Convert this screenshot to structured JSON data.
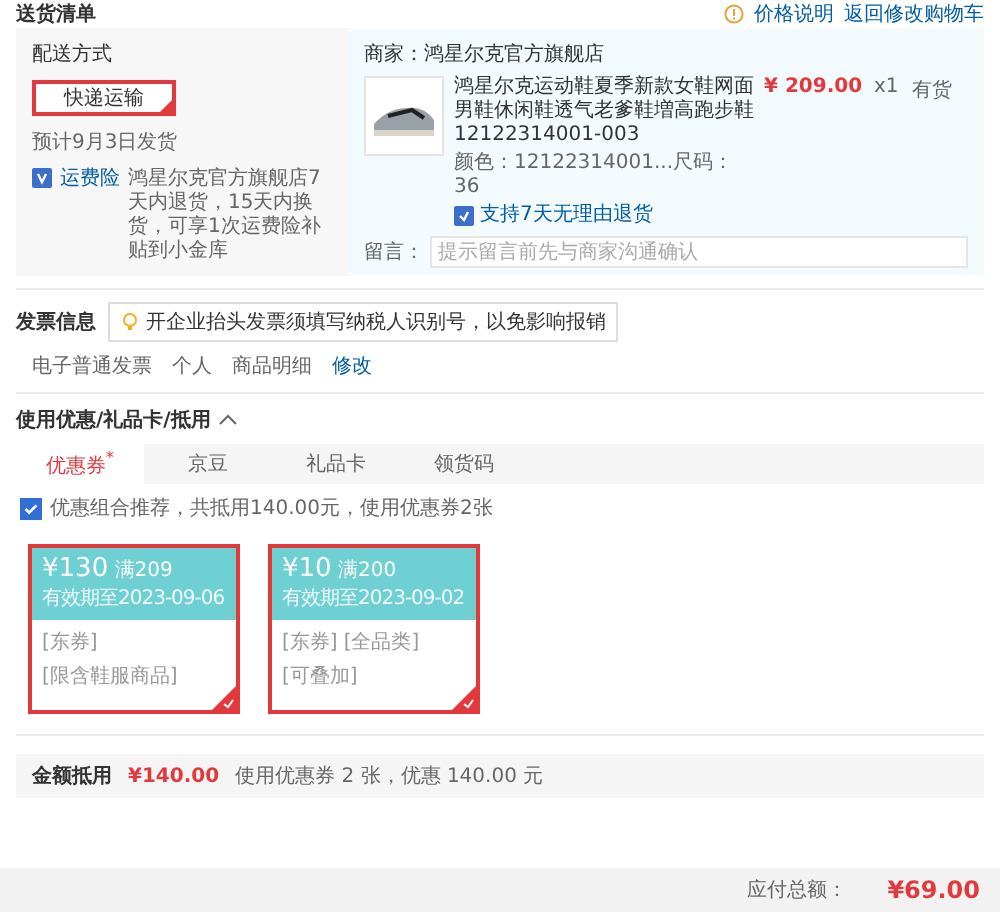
{
  "header": {
    "title": "送货清单",
    "links": [
      {
        "label": "价格说明",
        "kind": "info"
      },
      {
        "label": "返回修改购物车",
        "kind": "plain"
      }
    ]
  },
  "shipping": {
    "label": "配送方式",
    "options": [
      {
        "label": "快递运输",
        "selected": true
      }
    ],
    "estimate": "预计9月3日发货",
    "notice": {
      "tag": "运费险",
      "text": "鸿星尔克官方旗舰店7天内退货，15天内换货，可享1次运费险补贴到小金库"
    }
  },
  "store": {
    "name": "商家：鸿星尔克官方旗舰店",
    "product": {
      "title": "鸿星尔克运动鞋夏季新款女鞋网面男鞋休闲鞋透气老爹鞋増高跑步鞋 12122314001-003",
      "spec": "颜色：12122314001...尺码：36",
      "service": "支持7天无理由退货",
      "price": "¥ 209.00",
      "qty": "x1",
      "stock": "有货"
    },
    "remark": {
      "label": "留言：",
      "placeholder": "提示留言前先与商家沟通确认"
    }
  },
  "invoice": {
    "title": "发票信息",
    "tip": "开企业抬头发票须填写纳税人识别号，以免影响报销",
    "fields": [
      "电子普通发票",
      "个人",
      "商品明细"
    ],
    "edit": "修改"
  },
  "coupons": {
    "title": "使用优惠/礼品卡/抵用",
    "expanded": true,
    "tabs": [
      {
        "label": "优惠券$^{*}$",
        "selected": true
      },
      {
        "label": "京豆",
        "selected": false
      },
      {
        "label": "礼品卡",
        "selected": false
      },
      {
        "label": "领货码",
        "selected": false
      }
    ],
    "auto": {
      "checked": true,
      "text": "优惠组合推荐，共抵用140.00元，使用优惠券2张"
    },
    "items": [
      {
        "amount": "¥130",
        "condition": "满209",
        "validity": "有效期至2023-09-06",
        "tags": [
          "[东券]",
          "[限含鞋服商品]"
        ],
        "selected": true
      },
      {
        "amount": "¥10",
        "condition": "满200",
        "validity": "有效期至2023-09-02",
        "tags": [
          "[东券]",
          "[全品类]",
          "[可叠加]"
        ],
        "selected": true
      }
    ],
    "summary": {
      "label": "金额抵用",
      "amount": "¥140.00",
      "text": "使用优惠券 2 张，优惠 140.00 元"
    }
  },
  "total": {
    "label": "应付总额：",
    "amount": "¥69.00"
  }
}
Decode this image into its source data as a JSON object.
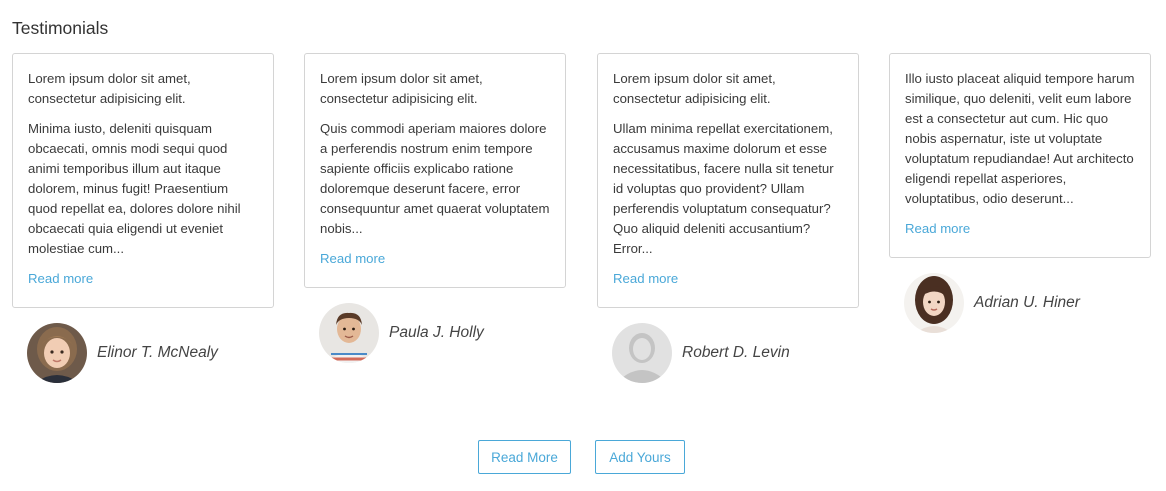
{
  "section": {
    "title": "Testimonials"
  },
  "testimonials": [
    {
      "intro": "Lorem ipsum dolor sit amet, consectetur adipisicing elit.",
      "body": "Minima iusto, deleniti quisquam obcaecati, omnis modi sequi quod animi temporibus illum aut itaque dolorem, minus fugit! Praesentium quod repellat ea, dolores dolore nihil obcaecati quia eligendi ut eveniet molestiae cum...",
      "link": "Read more",
      "author": "Elinor T. McNealy",
      "avatar_icon": "girl-portrait-icon"
    },
    {
      "intro": "Lorem ipsum dolor sit amet, consectetur adipisicing elit.",
      "body": "Quis commodi aperiam maiores dolore a perferendis nostrum enim tempore sapiente officiis explicabo ratione doloremque deserunt facere, error consequuntur amet quaerat voluptatem nobis...",
      "link": "Read more",
      "author": "Paula J. Holly",
      "avatar_icon": "man-portrait-icon"
    },
    {
      "intro": "Lorem ipsum dolor sit amet, consectetur adipisicing elit.",
      "body": "Ullam minima repellat exercitationem, accusamus maxime dolorum et esse necessitatibus, facere nulla sit tenetur id voluptas quo provident? Ullam perferendis voluptatum consequatur? Quo aliquid deleniti accusantium? Error...",
      "link": "Read more",
      "author": "Robert D. Levin",
      "avatar_icon": "default-user-icon"
    },
    {
      "intro": "",
      "body": "Illo iusto placeat aliquid tempore harum similique, quo deleniti, velit eum labore est a consectetur aut cum. Hic quo nobis aspernatur, iste ut voluptate voluptatum repudiandae! Aut architecto eligendi repellat asperiores, voluptatibus, odio deserunt...",
      "link": "Read more",
      "author": "Adrian U. Hiner",
      "avatar_icon": "woman-portrait-icon"
    }
  ],
  "buttons": {
    "read_more": "Read More",
    "add_yours": "Add Yours"
  },
  "colors": {
    "accent": "#4aa8d8",
    "border": "#d4d4d4",
    "text": "#333333"
  }
}
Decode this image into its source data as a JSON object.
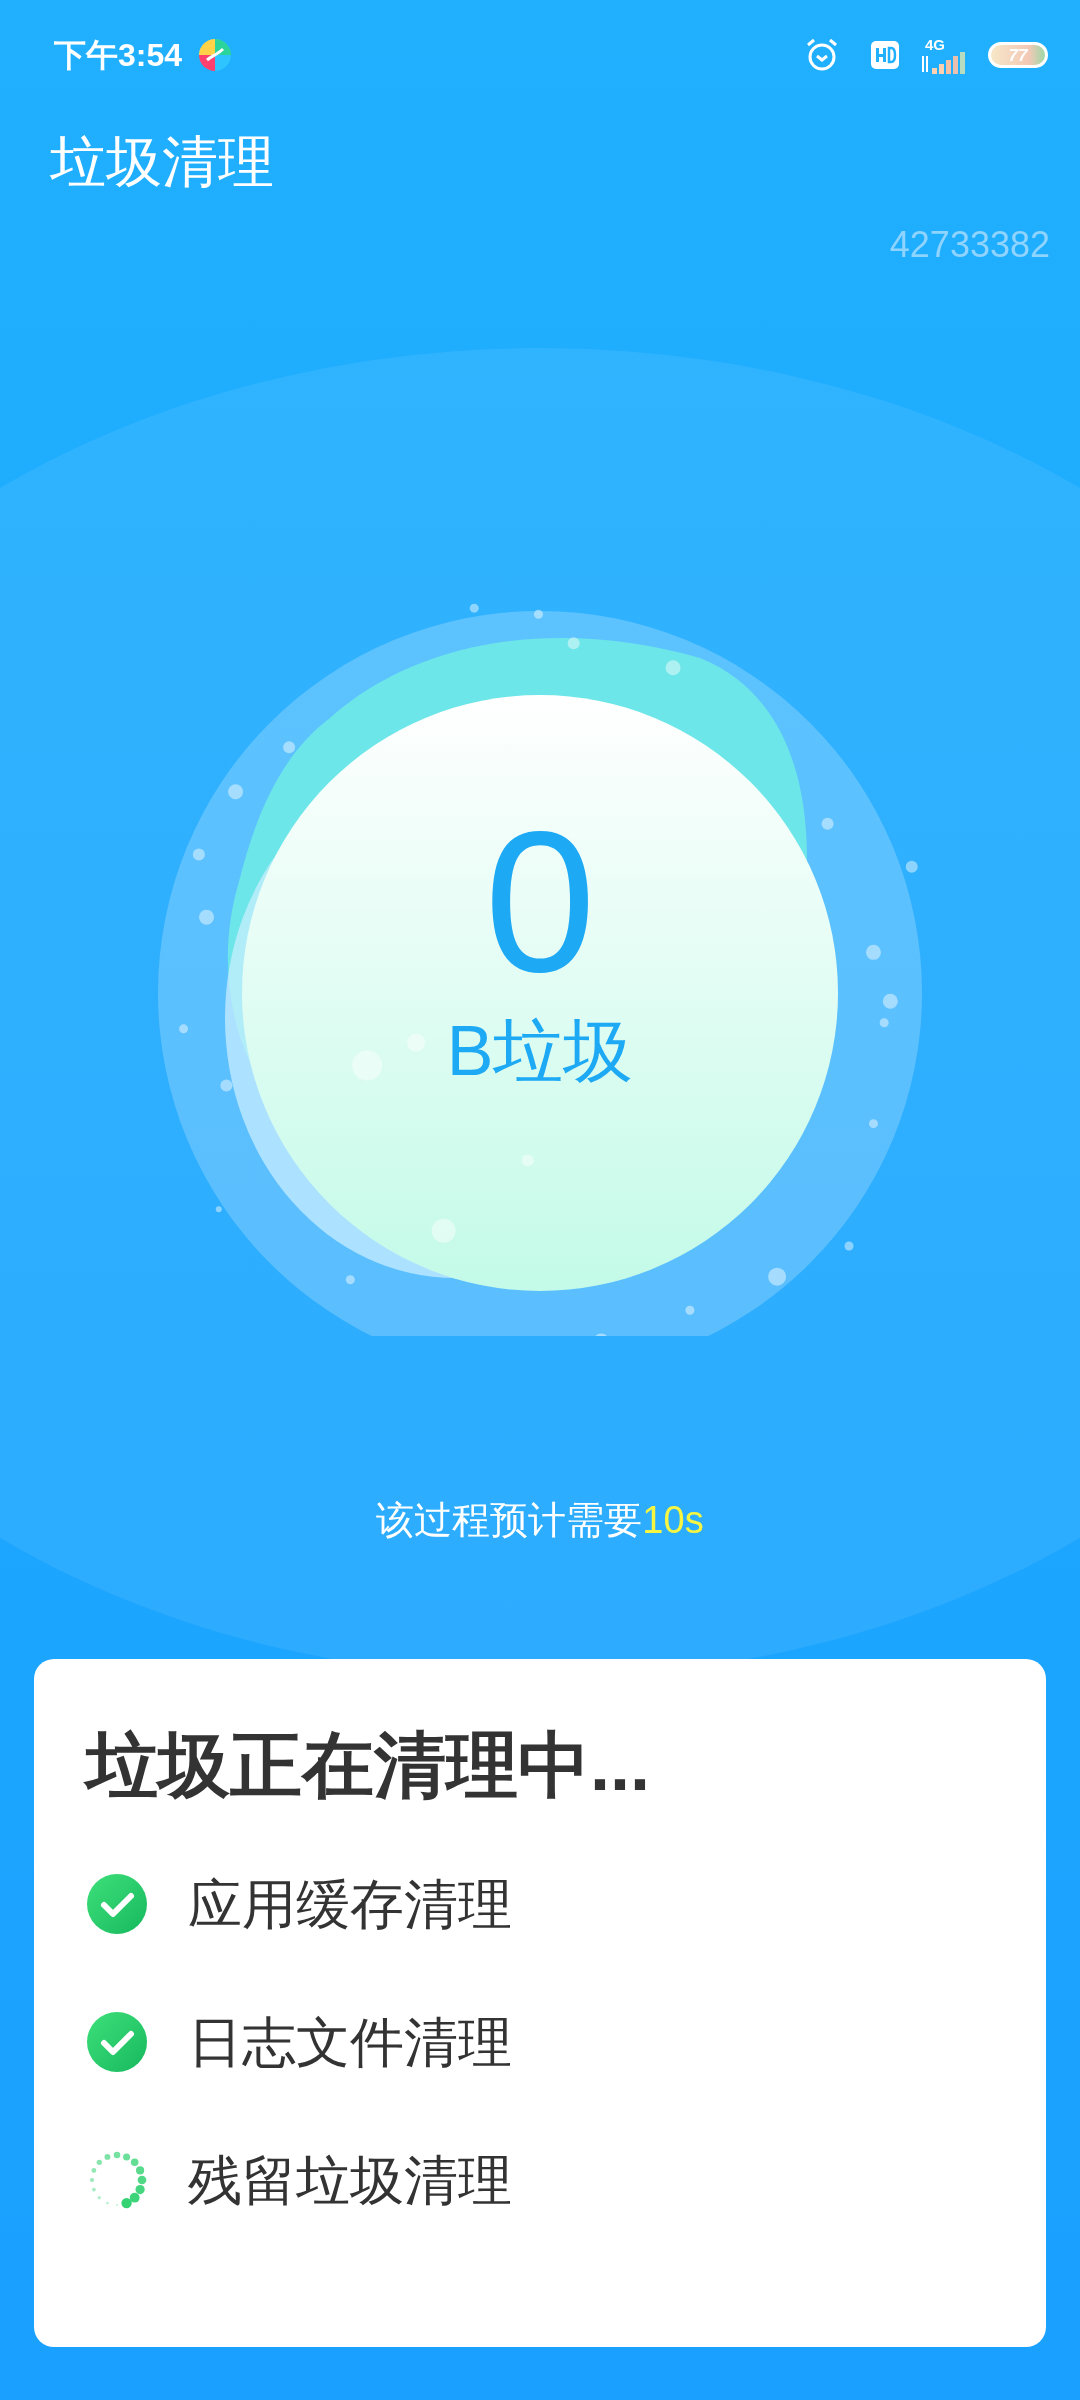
{
  "status_bar": {
    "time": "下午3:54",
    "network": "4G",
    "battery": "77"
  },
  "title": "垃圾清理",
  "counter": "42733382",
  "cleaner": {
    "amount": "0",
    "unit": "B垃圾"
  },
  "estimate": {
    "text": "该过程预计需要",
    "highlight": "10s"
  },
  "card": {
    "title": "垃圾正在清理中...",
    "tasks": [
      {
        "label": "应用缓存清理",
        "done": true
      },
      {
        "label": "日志文件清理",
        "done": true
      },
      {
        "label": "残留垃圾清理",
        "done": false
      }
    ]
  }
}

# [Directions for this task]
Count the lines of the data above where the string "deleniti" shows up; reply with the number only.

# [Exercise output]
3